Because a vaccine is generally intended to stop infection before it can be established, amfAR Krim Fellow Dr. Morgane Rolland and associates, writing in the October issue of the Journal of Infectious Diseases, reason that a more comprehensive characterization of the genetic variability of the virus, focused around the time of infection, could form the cornerstone of the most effective AIDS vaccine. After all, it is the viruses present during the earliest days of infection that must be targeted and destroyed in order to prevent the establishment of infection.
Dr. Rolland and her colleagues note the recent discovery that in the great majority of sexual transmission cases, HIV infection appears to be founded on a single viral genetic lineage. While this seems at first glance to be good news—a vaccine may have to be effective against only a narrow range of genetic variability—so far researchers have not been able to identify any shared characteristics of these founder viruses that would permit more specific vaccine targeting.

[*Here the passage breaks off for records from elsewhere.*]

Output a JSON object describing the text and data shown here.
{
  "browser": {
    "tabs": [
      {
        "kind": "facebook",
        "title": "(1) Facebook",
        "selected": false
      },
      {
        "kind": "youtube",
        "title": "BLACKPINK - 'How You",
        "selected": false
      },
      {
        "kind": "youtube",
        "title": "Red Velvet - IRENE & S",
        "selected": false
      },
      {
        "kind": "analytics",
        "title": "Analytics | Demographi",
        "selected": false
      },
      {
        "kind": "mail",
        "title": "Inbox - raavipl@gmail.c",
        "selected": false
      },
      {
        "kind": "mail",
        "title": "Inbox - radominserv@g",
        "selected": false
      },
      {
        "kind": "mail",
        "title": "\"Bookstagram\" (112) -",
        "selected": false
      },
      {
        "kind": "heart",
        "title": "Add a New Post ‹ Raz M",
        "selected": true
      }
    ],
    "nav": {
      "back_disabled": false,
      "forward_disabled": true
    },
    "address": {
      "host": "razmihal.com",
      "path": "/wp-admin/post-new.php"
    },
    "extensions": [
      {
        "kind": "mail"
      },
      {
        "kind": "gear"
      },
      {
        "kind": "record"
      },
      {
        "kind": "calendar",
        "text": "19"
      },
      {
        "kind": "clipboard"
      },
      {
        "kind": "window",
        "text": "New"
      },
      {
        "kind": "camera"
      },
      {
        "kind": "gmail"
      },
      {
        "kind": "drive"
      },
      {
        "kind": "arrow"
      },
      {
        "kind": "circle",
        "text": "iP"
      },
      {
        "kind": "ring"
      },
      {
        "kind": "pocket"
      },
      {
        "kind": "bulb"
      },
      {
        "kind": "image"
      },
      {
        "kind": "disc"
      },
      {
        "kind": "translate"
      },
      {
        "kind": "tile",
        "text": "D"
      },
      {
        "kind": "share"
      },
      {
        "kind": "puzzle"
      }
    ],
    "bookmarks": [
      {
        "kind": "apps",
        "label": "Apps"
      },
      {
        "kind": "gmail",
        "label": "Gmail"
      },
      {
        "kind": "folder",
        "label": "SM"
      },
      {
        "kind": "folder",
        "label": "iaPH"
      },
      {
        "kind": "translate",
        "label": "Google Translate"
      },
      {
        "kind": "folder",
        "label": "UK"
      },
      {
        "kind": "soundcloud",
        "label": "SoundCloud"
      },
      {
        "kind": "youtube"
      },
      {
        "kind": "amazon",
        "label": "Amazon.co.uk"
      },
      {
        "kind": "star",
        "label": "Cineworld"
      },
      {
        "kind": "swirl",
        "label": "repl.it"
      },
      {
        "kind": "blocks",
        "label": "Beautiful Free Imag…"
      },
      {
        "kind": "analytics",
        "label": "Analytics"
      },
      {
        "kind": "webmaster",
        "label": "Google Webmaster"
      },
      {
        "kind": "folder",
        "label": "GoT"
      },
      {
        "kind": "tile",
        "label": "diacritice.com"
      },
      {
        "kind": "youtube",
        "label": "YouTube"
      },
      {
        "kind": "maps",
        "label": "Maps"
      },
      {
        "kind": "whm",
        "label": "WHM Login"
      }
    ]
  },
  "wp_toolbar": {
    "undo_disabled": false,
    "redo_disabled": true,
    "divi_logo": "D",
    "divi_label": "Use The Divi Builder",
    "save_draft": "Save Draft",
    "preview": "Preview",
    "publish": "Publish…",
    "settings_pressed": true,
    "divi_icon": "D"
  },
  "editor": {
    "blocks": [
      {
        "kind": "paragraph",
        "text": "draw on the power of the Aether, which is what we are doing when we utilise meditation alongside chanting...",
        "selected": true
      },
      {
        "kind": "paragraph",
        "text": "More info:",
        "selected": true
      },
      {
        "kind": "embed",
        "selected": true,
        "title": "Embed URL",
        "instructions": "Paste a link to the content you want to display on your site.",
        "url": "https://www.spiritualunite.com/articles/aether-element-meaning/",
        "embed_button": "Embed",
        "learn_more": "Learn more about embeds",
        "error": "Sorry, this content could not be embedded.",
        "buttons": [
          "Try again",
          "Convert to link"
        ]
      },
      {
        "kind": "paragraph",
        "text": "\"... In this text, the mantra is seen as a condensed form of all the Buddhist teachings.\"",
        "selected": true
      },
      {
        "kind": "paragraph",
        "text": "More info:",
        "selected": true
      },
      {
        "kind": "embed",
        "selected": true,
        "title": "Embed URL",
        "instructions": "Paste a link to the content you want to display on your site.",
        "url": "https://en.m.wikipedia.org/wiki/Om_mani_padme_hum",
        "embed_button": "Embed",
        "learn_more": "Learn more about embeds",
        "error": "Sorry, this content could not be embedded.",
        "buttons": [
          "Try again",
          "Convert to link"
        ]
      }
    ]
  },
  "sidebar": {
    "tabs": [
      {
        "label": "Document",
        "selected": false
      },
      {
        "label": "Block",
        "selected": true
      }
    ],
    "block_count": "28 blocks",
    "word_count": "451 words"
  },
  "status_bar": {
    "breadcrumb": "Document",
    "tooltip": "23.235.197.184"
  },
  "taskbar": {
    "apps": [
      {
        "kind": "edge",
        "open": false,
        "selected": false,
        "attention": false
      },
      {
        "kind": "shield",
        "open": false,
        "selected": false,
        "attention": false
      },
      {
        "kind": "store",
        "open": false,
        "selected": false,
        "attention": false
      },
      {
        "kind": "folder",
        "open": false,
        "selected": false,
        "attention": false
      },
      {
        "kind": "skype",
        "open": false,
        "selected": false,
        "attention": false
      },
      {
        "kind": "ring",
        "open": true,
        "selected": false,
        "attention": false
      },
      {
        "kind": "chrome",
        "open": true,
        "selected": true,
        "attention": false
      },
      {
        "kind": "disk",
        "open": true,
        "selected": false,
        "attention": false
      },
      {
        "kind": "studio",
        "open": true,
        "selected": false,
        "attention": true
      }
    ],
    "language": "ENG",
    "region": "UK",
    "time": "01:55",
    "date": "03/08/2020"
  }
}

To design an effective vaccine, it will be critical to understand how the interplay between the immune system and the virus contributes to the mutations that make controlling the virus progressively more difficult. Recent technological advances have revealed that the immune system begins to exert considerable pressure on the virus earlier in infection than had previously been suspected, as early as 17 days post-infection. The immune system forces the virus to mutate into variations of itself to escape destruction by killer T cells, but so far there are not sufficient data to know whether the virus mutates in predictable and similar ways in different people during these earliest stages of infection—ways that could be targeted by a vaccine.
For the virus, there is a catch to all this mutating: resulting viruses may be significantly less capable of replicating than their forebears, and there are some regions of the virus that cannot tolerate any mutation. This phenomenon may in fact be linked to the ability of a very small number of people, known as elite controllers, to control virus levels without the use of antiretroviral therapy. There is some speculation that the immune responses of these individuals may force the virus to mutate in ways that reduce its potency.
Rolland and her colleagues suggest that further study of the nature of the virus that first infects people, as well as the earliest immune responses that govern how the virus replicates and mutates, can help us understand not only the disease course that ensues, but also how infection can best be controlled, or even eliminated, by a vaccine.
Dr. Johnston is amfAR’s vice president and director of research.